§ Problem to work on: Some lines hold the string "initials". Copy all of them from the material that follows.

§ Data for the task:
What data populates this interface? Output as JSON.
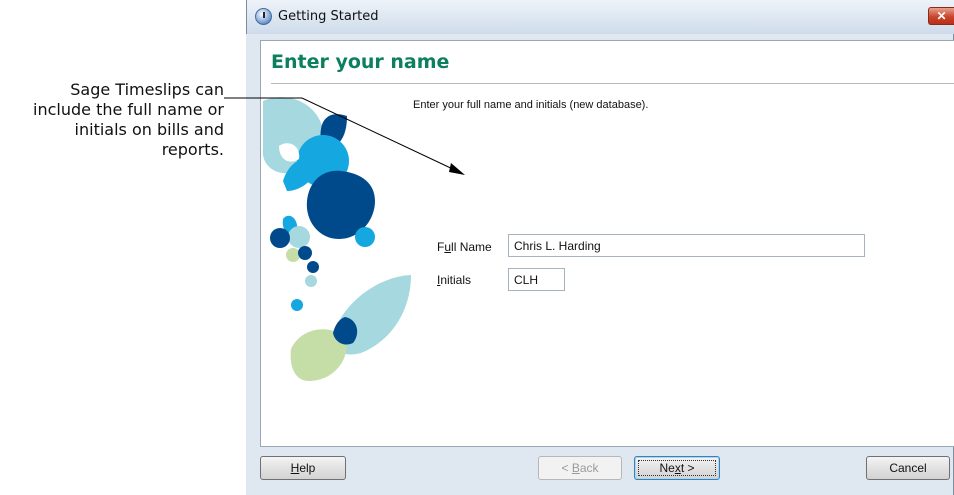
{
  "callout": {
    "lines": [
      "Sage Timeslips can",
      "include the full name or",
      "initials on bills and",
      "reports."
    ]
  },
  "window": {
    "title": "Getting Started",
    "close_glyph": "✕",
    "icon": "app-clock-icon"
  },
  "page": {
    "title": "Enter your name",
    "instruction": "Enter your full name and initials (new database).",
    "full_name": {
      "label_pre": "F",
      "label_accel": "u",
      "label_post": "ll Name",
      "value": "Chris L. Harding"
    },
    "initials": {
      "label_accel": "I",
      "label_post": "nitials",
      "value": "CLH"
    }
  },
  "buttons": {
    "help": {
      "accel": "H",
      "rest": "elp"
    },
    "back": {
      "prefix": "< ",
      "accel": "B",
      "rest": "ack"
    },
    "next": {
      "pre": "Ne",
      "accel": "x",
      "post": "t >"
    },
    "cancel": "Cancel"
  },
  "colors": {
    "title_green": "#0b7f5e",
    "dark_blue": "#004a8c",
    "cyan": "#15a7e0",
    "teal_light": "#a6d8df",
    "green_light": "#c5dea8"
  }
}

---

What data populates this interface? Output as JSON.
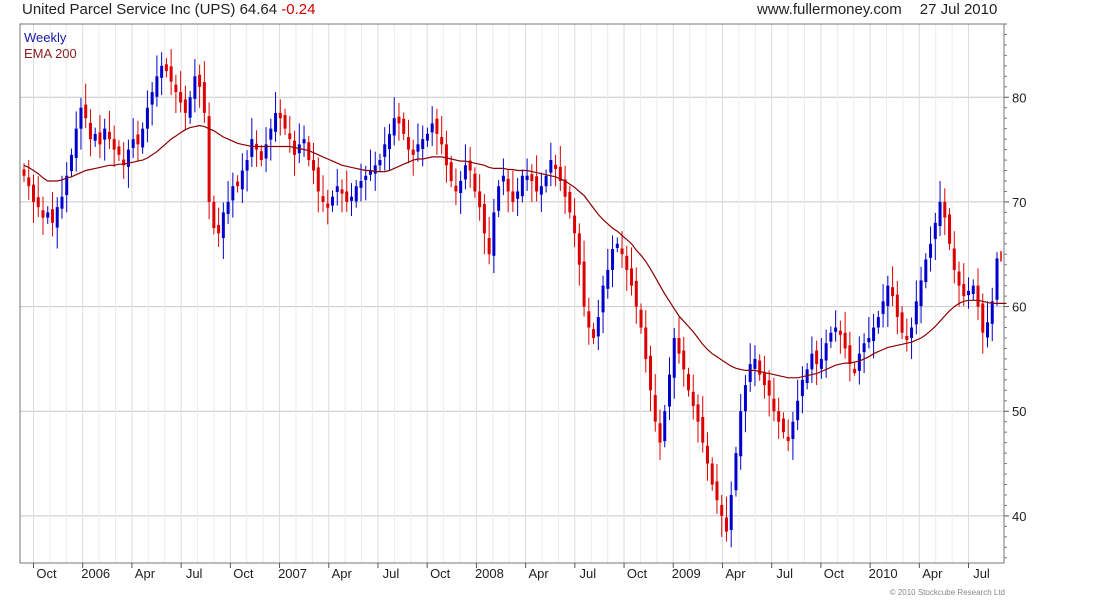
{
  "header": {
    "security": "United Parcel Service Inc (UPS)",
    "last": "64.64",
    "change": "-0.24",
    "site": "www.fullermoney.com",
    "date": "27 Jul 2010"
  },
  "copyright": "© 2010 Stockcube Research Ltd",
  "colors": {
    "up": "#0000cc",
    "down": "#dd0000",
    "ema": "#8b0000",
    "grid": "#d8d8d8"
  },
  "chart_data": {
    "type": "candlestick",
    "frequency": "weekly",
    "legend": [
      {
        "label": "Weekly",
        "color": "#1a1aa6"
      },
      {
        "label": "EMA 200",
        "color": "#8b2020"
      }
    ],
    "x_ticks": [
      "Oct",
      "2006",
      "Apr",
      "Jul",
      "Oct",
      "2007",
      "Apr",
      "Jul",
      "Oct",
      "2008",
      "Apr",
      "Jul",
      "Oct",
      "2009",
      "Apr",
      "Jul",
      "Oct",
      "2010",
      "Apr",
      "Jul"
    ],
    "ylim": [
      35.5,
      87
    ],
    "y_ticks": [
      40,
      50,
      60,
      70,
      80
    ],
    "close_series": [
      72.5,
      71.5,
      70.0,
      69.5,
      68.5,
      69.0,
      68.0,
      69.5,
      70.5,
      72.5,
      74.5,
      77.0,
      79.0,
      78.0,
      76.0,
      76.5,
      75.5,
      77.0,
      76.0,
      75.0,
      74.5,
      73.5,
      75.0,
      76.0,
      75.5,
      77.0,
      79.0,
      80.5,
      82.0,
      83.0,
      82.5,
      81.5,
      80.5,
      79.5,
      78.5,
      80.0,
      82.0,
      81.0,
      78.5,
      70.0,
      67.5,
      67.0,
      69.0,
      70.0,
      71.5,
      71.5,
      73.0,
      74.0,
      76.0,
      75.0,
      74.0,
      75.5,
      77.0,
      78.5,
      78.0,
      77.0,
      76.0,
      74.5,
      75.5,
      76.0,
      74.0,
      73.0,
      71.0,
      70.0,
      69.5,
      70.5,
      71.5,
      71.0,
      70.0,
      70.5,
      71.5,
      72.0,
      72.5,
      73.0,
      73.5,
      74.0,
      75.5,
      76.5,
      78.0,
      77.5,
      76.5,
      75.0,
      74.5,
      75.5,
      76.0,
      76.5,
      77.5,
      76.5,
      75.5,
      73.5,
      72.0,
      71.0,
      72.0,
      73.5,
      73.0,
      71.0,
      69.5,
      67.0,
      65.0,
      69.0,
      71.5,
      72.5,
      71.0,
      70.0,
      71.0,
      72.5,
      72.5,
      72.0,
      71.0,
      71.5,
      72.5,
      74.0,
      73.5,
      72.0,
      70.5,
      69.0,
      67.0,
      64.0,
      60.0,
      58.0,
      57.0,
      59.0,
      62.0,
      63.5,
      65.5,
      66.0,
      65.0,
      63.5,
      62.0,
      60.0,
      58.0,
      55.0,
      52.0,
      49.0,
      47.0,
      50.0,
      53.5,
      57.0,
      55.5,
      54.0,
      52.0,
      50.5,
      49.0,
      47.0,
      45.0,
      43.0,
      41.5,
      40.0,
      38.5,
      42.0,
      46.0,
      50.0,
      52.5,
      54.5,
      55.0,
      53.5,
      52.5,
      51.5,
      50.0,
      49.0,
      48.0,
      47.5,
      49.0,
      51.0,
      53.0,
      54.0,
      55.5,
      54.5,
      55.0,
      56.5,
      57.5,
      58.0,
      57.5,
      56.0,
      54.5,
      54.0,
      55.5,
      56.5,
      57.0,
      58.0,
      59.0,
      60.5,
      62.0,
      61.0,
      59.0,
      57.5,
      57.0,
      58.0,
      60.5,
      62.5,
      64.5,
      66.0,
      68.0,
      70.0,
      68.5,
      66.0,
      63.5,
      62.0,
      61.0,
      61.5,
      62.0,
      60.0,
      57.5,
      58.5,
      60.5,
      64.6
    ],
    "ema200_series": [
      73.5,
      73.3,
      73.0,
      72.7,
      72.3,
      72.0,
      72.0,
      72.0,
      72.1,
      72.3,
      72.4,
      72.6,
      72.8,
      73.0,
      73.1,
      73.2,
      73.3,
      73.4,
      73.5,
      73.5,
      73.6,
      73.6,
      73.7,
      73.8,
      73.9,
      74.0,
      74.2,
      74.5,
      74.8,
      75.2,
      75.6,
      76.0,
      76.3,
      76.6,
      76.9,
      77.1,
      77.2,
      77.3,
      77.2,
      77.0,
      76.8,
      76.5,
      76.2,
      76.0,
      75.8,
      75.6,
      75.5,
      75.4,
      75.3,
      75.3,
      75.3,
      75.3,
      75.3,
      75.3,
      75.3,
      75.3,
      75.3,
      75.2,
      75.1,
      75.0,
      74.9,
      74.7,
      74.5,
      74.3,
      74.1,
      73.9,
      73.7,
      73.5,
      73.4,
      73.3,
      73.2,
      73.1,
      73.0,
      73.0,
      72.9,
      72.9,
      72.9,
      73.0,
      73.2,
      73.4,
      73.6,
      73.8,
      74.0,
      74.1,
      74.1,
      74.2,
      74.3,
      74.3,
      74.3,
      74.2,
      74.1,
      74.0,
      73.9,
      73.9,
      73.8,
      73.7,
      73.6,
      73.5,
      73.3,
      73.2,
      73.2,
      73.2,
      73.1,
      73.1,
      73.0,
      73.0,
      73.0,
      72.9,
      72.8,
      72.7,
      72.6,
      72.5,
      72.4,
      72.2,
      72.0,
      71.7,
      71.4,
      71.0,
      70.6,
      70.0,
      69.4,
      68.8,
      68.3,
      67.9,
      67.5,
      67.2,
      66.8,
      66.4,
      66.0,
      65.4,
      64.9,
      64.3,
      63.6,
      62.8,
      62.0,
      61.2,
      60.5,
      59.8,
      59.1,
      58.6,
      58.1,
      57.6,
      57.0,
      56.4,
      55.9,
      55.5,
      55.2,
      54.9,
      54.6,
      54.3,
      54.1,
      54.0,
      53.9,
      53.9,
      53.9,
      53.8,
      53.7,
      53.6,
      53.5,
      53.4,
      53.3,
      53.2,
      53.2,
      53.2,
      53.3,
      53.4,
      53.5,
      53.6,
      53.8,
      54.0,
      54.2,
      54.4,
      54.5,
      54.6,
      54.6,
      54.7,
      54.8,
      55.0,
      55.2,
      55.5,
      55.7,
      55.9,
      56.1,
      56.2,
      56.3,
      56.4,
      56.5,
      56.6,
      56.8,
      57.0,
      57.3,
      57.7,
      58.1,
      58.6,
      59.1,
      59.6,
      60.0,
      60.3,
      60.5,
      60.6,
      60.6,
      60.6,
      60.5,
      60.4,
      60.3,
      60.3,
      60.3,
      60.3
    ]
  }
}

§ Answer to this exercise:
      "initials on bills and",
    "instruction": "Enter your full name and initials (new database).",
    "initials": {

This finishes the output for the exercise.